One of the great things about cycle touring in China is the abundance of cheap accommodation everywhere. Back in Urumqi we asked our friendly receptionist at the hostel to write down a few useful phrases in Mandarin that we could show to people. “Can you show me a hotel please?” was definitely the most heavily utilised. Today was no different and with the weather looking increasingly like snow we stopped in an unlikely looking small village and showed our note to a couple of girls in a restaurant. They immediately pointed us directly across the road. Lo and behold, was what every cycle tourist dreams of; a cheap, clean ground floor room with enough space to wheel the bikes straight in. No fuss with stairs, lifts, pannier removal.
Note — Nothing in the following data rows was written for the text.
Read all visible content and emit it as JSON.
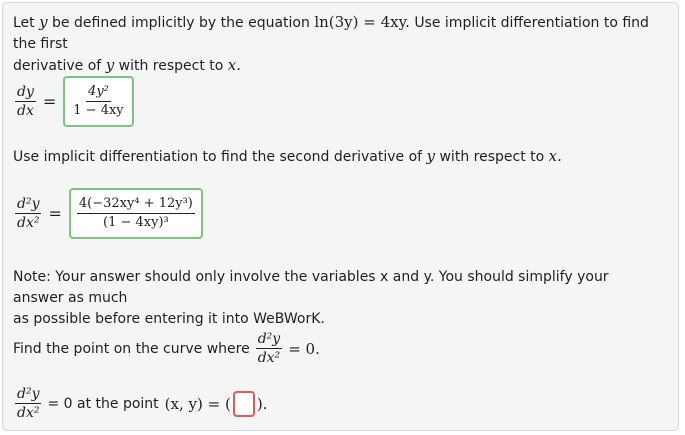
{
  "problem": {
    "intro_a": "Let",
    "intro_var_y": "y",
    "intro_b": "be defined implicitly by the equation",
    "equation": "ln(3y) = 4xy.",
    "intro_c": "Use implicit differentiation to find the first",
    "intro_d": "derivative of",
    "intro_e": "y",
    "intro_f": "with respect to",
    "intro_g": "x."
  },
  "first_derivative": {
    "lhs_num": "dy",
    "lhs_den": "dx",
    "equals": "=",
    "answer_num": "4y²",
    "answer_den": "1 − 4xy"
  },
  "second_prompt": {
    "text": "Use implicit differentiation to find the second derivative of",
    "var": "y",
    "text2": "with respect to",
    "var2": "x."
  },
  "second_derivative": {
    "lhs_num": "d²y",
    "lhs_den": "dx²",
    "equals": "=",
    "answer_num": "4(−32xy⁴ + 12y³)",
    "answer_den": "(1 − 4xy)³"
  },
  "note": {
    "line1": "Note: Your answer should only involve the variables x and y. You should simplify your answer as much",
    "line2": "as possible before entering it into WeBWorK."
  },
  "find_point": {
    "text": "Find the point on the curve where",
    "frac_num": "d²y",
    "frac_den": "dx²",
    "suffix": "= 0."
  },
  "point_answer": {
    "lhs_num": "d²y",
    "lhs_den": "dx²",
    "text_a": "= 0 at the point",
    "text_b": "(x, y) = (",
    "input_value": "",
    "text_c": ")."
  }
}
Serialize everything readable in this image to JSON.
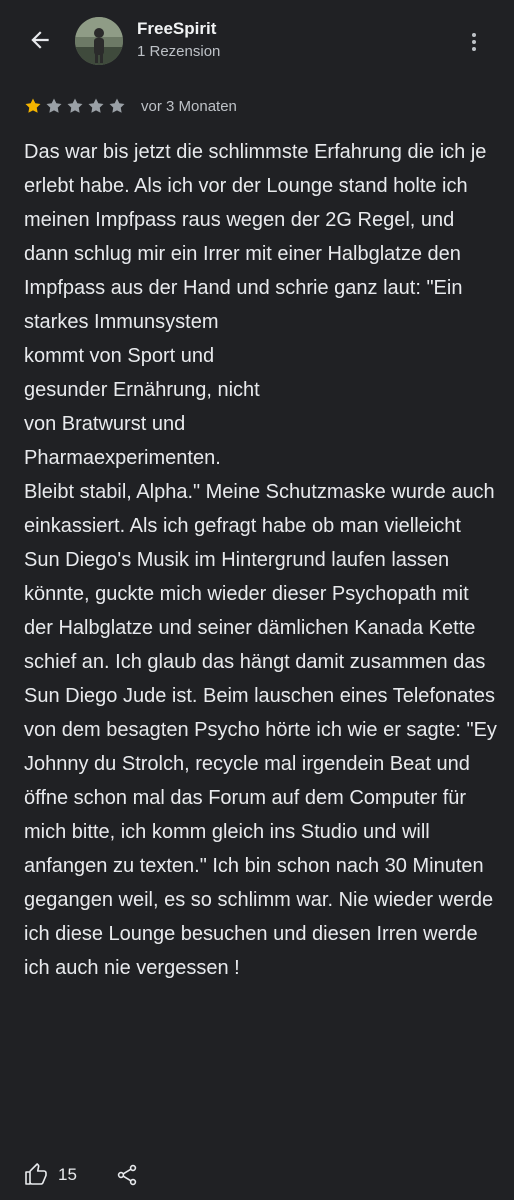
{
  "header": {
    "user_name": "FreeSpirit",
    "user_meta": "1 Rezension",
    "icons": {
      "back": "arrow-back-icon",
      "more": "more-vert-icon",
      "avatar": "avatar"
    }
  },
  "review": {
    "rating": 1,
    "rating_max": 5,
    "star_filled_color": "#f4b400",
    "star_empty_color": "#9aa0a6",
    "date": "vor 3 Monaten",
    "text": "Das war bis jetzt die schlimmste Erfahrung die ich je erlebt habe. Als ich vor der Lounge stand holte ich meinen Impfpass raus wegen der 2G Regel, und dann schlug mir ein Irrer mit einer Halbglatze den Impfpass aus der Hand und schrie ganz laut: \"Ein starkes Immunsystem\nkommt von Sport und\ngesunder Ernährung, nicht\nvon Bratwurst und\nPharmaexperimenten.\nBleibt stabil, Alpha.\" Meine Schutzmaske wurde auch einkassiert. Als ich gefragt habe ob man vielleicht Sun Diego's Musik im Hintergrund laufen lassen könnte, guckte mich wieder dieser Psychopath mit der Halbglatze und seiner dämlichen Kanada Kette schief an. Ich glaub das hängt damit zusammen das Sun Diego Jude ist. Beim lauschen eines Telefonates von dem besagten Psycho hörte ich wie er sagte: \"Ey Johnny du Strolch, recycle mal irgendein Beat und öffne schon mal das Forum auf dem Computer für mich bitte, ich komm gleich ins Studio und will anfangen zu texten.\" Ich bin schon nach 30 Minuten gegangen weil, es so schlimm war. Nie wieder werde ich diese Lounge besuchen und diesen Irren werde ich auch nie vergessen !"
  },
  "footer": {
    "like_count": "15",
    "icons": {
      "like": "thumbs-up-icon",
      "share": "share-icon"
    }
  }
}
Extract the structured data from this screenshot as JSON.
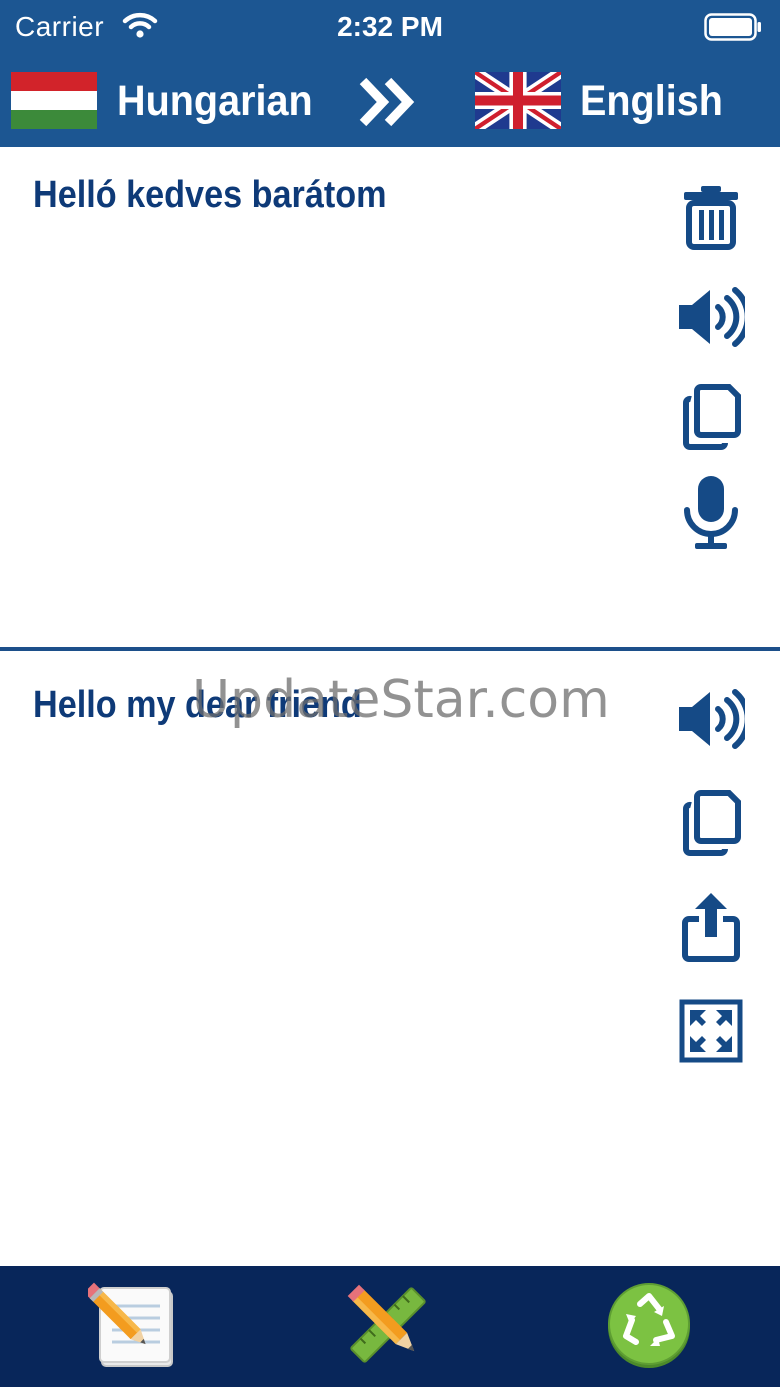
{
  "status_bar": {
    "carrier": "Carrier",
    "time": "2:32 PM",
    "wifi_icon": "wifi-icon",
    "battery_icon": "battery-icon"
  },
  "header": {
    "source_language": "Hungarian",
    "target_language": "English",
    "source_flag": "hungary-flag-icon",
    "target_flag": "uk-flag-icon",
    "swap_icon": "double-chevron-right-icon"
  },
  "source_panel": {
    "text": "Helló kedves barátom",
    "actions": [
      "trash-icon",
      "speaker-icon",
      "copy-icon",
      "microphone-icon"
    ]
  },
  "target_panel": {
    "text": "Hello my dear friend",
    "actions": [
      "speaker-icon",
      "copy-icon",
      "share-icon",
      "fullscreen-icon"
    ]
  },
  "watermark": "UpdateStar.com",
  "tab_bar": {
    "items": [
      "notes-icon",
      "pencil-ruler-icon",
      "recycle-icon"
    ]
  },
  "colors": {
    "header_blue": "#1c5692",
    "text_blue": "#0e3a78",
    "tab_bar_navy": "#08265a",
    "icon_blue": "#154a86"
  }
}
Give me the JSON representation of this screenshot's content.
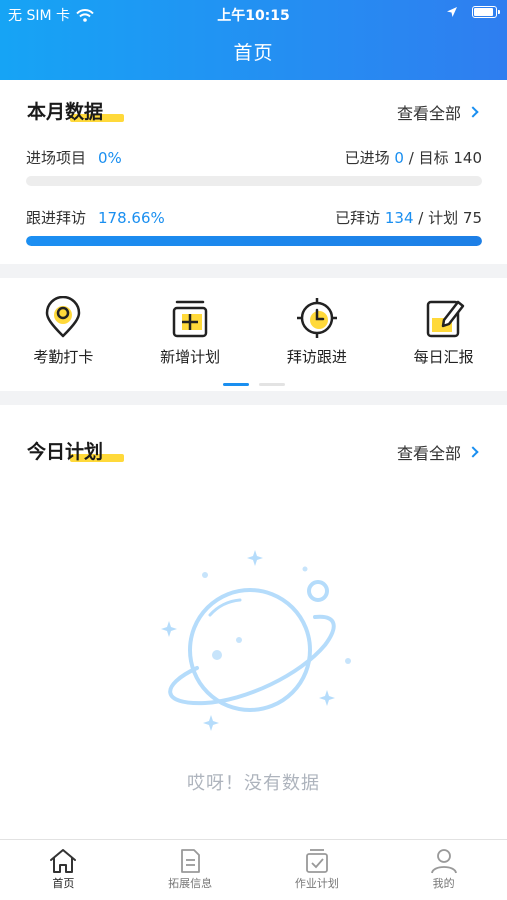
{
  "status_bar": {
    "carrier": "无 SIM 卡",
    "time": "上午10:15"
  },
  "header": {
    "title": "首页"
  },
  "month_card": {
    "title": "本月数据",
    "view_all": "查看全部",
    "entered": {
      "label": "进场项目",
      "percent": "0%",
      "done_label": "已进场",
      "done_value": "0",
      "target_label": "/ 目标",
      "target_value": "140",
      "progress": 0
    },
    "visits": {
      "label": "跟进拜访",
      "percent": "178.66%",
      "done_label": "已拜访",
      "done_value": "134",
      "target_label": "/ 计划",
      "target_value": "75",
      "progress": 1
    }
  },
  "actions": [
    {
      "label": "考勤打卡",
      "icon": "location-pin-icon"
    },
    {
      "label": "新增计划",
      "icon": "add-plan-icon"
    },
    {
      "label": "拜访跟进",
      "icon": "target-clock-icon"
    },
    {
      "label": "每日汇报",
      "icon": "edit-report-icon"
    }
  ],
  "pager": {
    "pages": 2,
    "active": 0
  },
  "today_card": {
    "title": "今日计划",
    "view_all": "查看全部",
    "empty_text": "哎呀！没有数据"
  },
  "tabbar": [
    {
      "label": "首页",
      "icon": "home-icon",
      "active": true
    },
    {
      "label": "拓展信息",
      "icon": "document-icon",
      "active": false
    },
    {
      "label": "作业计划",
      "icon": "checklist-icon",
      "active": false
    },
    {
      "label": "我的",
      "icon": "user-icon",
      "active": false
    }
  ],
  "colors": {
    "primary": "#1a8ff0",
    "accent_yellow": "#ffd93a",
    "header_start": "#16a4f5",
    "header_end": "#2f7ef0"
  }
}
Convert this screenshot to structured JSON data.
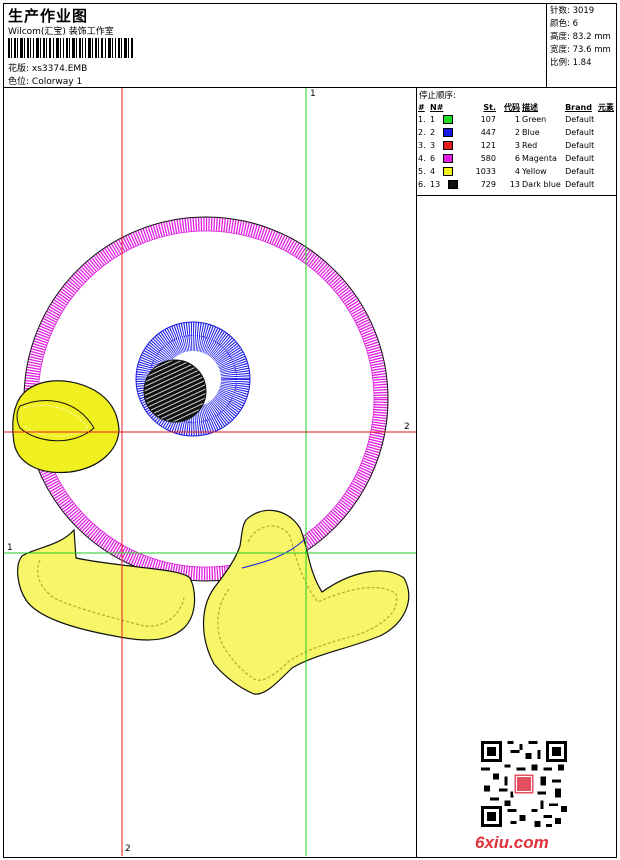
{
  "header": {
    "title": "生产作业图",
    "studio": "Wilcom(汇宝) 装饰工作室",
    "design_label": "花版:",
    "design_value": "xs3374.EMB",
    "color_label": "色位:",
    "color_value": "Colorway 1"
  },
  "stats": {
    "stitches": "针数: 3019",
    "colors": "颜色: 6",
    "height": "高度: 83.2 mm",
    "width": "宽度: 73.6 mm",
    "scale": "比例: 1.84"
  },
  "stop_sequence": {
    "title": "停止顺序:",
    "headers": [
      "#",
      "N#",
      "St.",
      "代码",
      "描述",
      "Brand",
      "元素"
    ],
    "rows": [
      {
        "idx": "1.",
        "n": "1",
        "color": "#22dd22",
        "st": "107",
        "code": "1",
        "desc": "Green",
        "brand": "Default"
      },
      {
        "idx": "2.",
        "n": "2",
        "color": "#1a1ae6",
        "st": "447",
        "code": "2",
        "desc": "Blue",
        "brand": "Default"
      },
      {
        "idx": "3.",
        "n": "3",
        "color": "#e61a1a",
        "st": "121",
        "code": "3",
        "desc": "Red",
        "brand": "Default"
      },
      {
        "idx": "4.",
        "n": "6",
        "color": "#e61ae6",
        "st": "580",
        "code": "6",
        "desc": "Magenta",
        "brand": "Default"
      },
      {
        "idx": "5.",
        "n": "4",
        "color": "#f2f21a",
        "st": "1033",
        "code": "4",
        "desc": "Yellow",
        "brand": "Default"
      },
      {
        "idx": "6.",
        "n": "13",
        "color": "#111111",
        "st": "729",
        "code": "13",
        "desc": "Dark blue",
        "brand": "Default"
      }
    ]
  },
  "canvas": {
    "guide_labels": {
      "green_v": "1",
      "red_h": "2",
      "green_h": "1",
      "red_v": "2"
    },
    "colors": {
      "magenta": "#e020e0",
      "blue": "#1a1ae6",
      "yellow": "#f0f020",
      "outline": "#000000",
      "red_guide": "#e61a1a",
      "green_guide": "#22cc22"
    }
  },
  "watermark": {
    "site": "6xiu.com"
  }
}
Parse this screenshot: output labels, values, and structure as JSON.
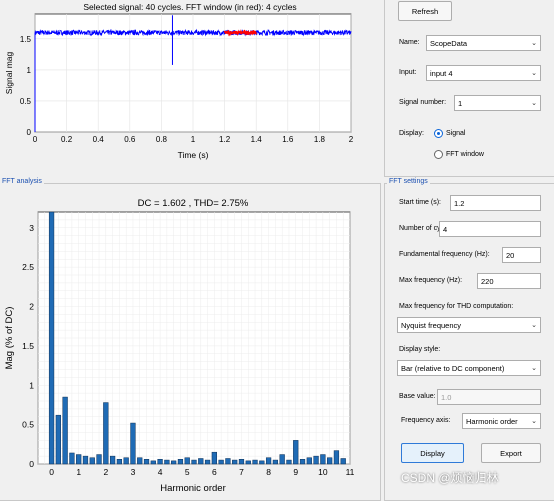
{
  "signal_plot": {
    "title": "Selected signal: 40 cycles. FFT window (in red): 4 cycles",
    "ylabel": "Signal mag",
    "xlabel": "Time (s)",
    "xticks": [
      "0",
      "0.2",
      "0.4",
      "0.6",
      "0.8",
      "1",
      "1.2",
      "1.4",
      "1.6",
      "1.8",
      "2"
    ],
    "yticks": [
      "0",
      "0.5",
      "1",
      "1.5"
    ]
  },
  "fft_section_title": "FFT analysis",
  "fft_plot": {
    "title": "DC = 1.602 , THD= 2.75%",
    "ylabel": "Mag (% of DC)",
    "xlabel": "Harmonic order",
    "xticks": [
      "0",
      "1",
      "2",
      "3",
      "4",
      "5",
      "6",
      "7",
      "8",
      "9",
      "10",
      "11"
    ],
    "yticks": [
      "0",
      "0.5",
      "1",
      "1.5",
      "2",
      "2.5",
      "3"
    ]
  },
  "signal_panel": {
    "refresh_label": "Refresh",
    "name_label": "Name:",
    "name_value": "ScopeData",
    "input_label": "Input:",
    "input_value": "input 4",
    "signal_number_label": "Signal number:",
    "signal_number_value": "1",
    "display_label": "Display:",
    "display_options": [
      "Signal",
      "FFT window"
    ],
    "display_selected": "Signal"
  },
  "fft_settings": {
    "title": "FFT settings",
    "start_time_label": "Start time (s):",
    "start_time_value": "1.2",
    "cycles_label": "Number of cycles:",
    "cycles_value": "4",
    "fund_freq_label": "Fundamental frequency (Hz):",
    "fund_freq_value": "20",
    "max_freq_label": "Max frequency (Hz):",
    "max_freq_value": "220",
    "thd_label": "Max frequency for THD computation:",
    "thd_value": "Nyquist frequency",
    "display_style_label": "Display style:",
    "display_style_value": "Bar (relative to DC component)",
    "base_value_label": "Base value:",
    "base_value_value": "1.0",
    "freq_axis_label": "Frequency axis:",
    "freq_axis_value": "Harmonic order",
    "display_button": "Display",
    "export_button": "Export"
  },
  "watermark": "CSDN @烦恼归林",
  "chart_data": [
    {
      "type": "line",
      "title": "Selected signal: 40 cycles. FFT window (in red): 4 cycles",
      "xlabel": "Time (s)",
      "ylabel": "Signal mag",
      "xlim": [
        0,
        2
      ],
      "ylim": [
        0,
        1.9
      ],
      "grid": true,
      "series": [
        {
          "color": "#0000ff",
          "level": 1.6,
          "noise": 0.04,
          "x_range": [
            0,
            2
          ]
        },
        {
          "color": "#ff0000",
          "level": 1.6,
          "noise": 0.03,
          "x_range": [
            1.2,
            1.4
          ]
        }
      ],
      "spikes": [
        {
          "x": 0.87,
          "ymin": 1.08,
          "ymax": 1.88
        }
      ]
    },
    {
      "type": "bar",
      "title": "DC = 1.602 , THD= 2.75%",
      "xlabel": "Harmonic order",
      "ylabel": "Mag (% of DC)",
      "xlim": [
        -0.5,
        11
      ],
      "ylim": [
        0,
        3.2
      ],
      "grid": true,
      "x": [
        0,
        0.25,
        0.5,
        0.75,
        1,
        1.25,
        1.5,
        1.75,
        2,
        2.25,
        2.5,
        2.75,
        3,
        3.25,
        3.5,
        3.75,
        4,
        4.25,
        4.5,
        4.75,
        5,
        5.25,
        5.5,
        5.75,
        6,
        6.25,
        6.5,
        6.75,
        7,
        7.25,
        7.5,
        7.75,
        8,
        8.25,
        8.5,
        8.75,
        9,
        9.25,
        9.5,
        9.75,
        10,
        10.25,
        10.5,
        10.75
      ],
      "values": [
        3.2,
        0.62,
        0.85,
        0.14,
        0.12,
        0.1,
        0.08,
        0.12,
        0.78,
        0.1,
        0.06,
        0.08,
        0.52,
        0.08,
        0.06,
        0.04,
        0.06,
        0.05,
        0.04,
        0.06,
        0.08,
        0.05,
        0.07,
        0.05,
        0.15,
        0.05,
        0.07,
        0.05,
        0.06,
        0.04,
        0.05,
        0.04,
        0.08,
        0.05,
        0.12,
        0.05,
        0.3,
        0.06,
        0.08,
        0.1,
        0.12,
        0.08,
        0.17,
        0.07
      ]
    }
  ]
}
As an added bonus, there was a proper sit down toilet – after a long day of hill climbing the last thing your leg muscles are keen for is squatting over a hole in the ground.
It did snow in the night but the roads were clear in the morning. Continuing our downhill we were soon below the snowline and into a river valley. It was fascinating to see the change in vegetation as we descended from a land that still seemed to be in the grip of winter to a place where spring was in full swing. The tiny patches of land were abuzz with people tending to their crops, the road was lined with fruit trees in full blossom and there were fresh green shoots sprouting everywhere we looked. As someone who gets particularly excited about the arrival of spring back at home, I was in my element today. No doubt Steven thought he had escaped my annual over enthusiastic babbling about how quickly everything is growing and how green everything is but no, he just experienced it all in one day.
Any excitement of mine quickly disappeared as we approached Lanzhou, a sprawling city along the banks of the Yellow River. It is reputed to be one of the most polluted cities in China and we were not looking forward to cycling into it. The first 20 odd kilometres were predictably horrible with broken up concrete road surface, endless traffic and road works. But unexpectedly, the last 10km were quite pleasurable as were able to cycle along tree-lined pathways next to the river until we reached the city centre.
That evening we had a celebratory beer to mark the end of the first half of the China Challenge. Now we just had our fingers crossed that our visa extension would be granted so that we could be off, pedalling madly, heading directly South for the first time in our journey. Surely it’s all downhill from here, right?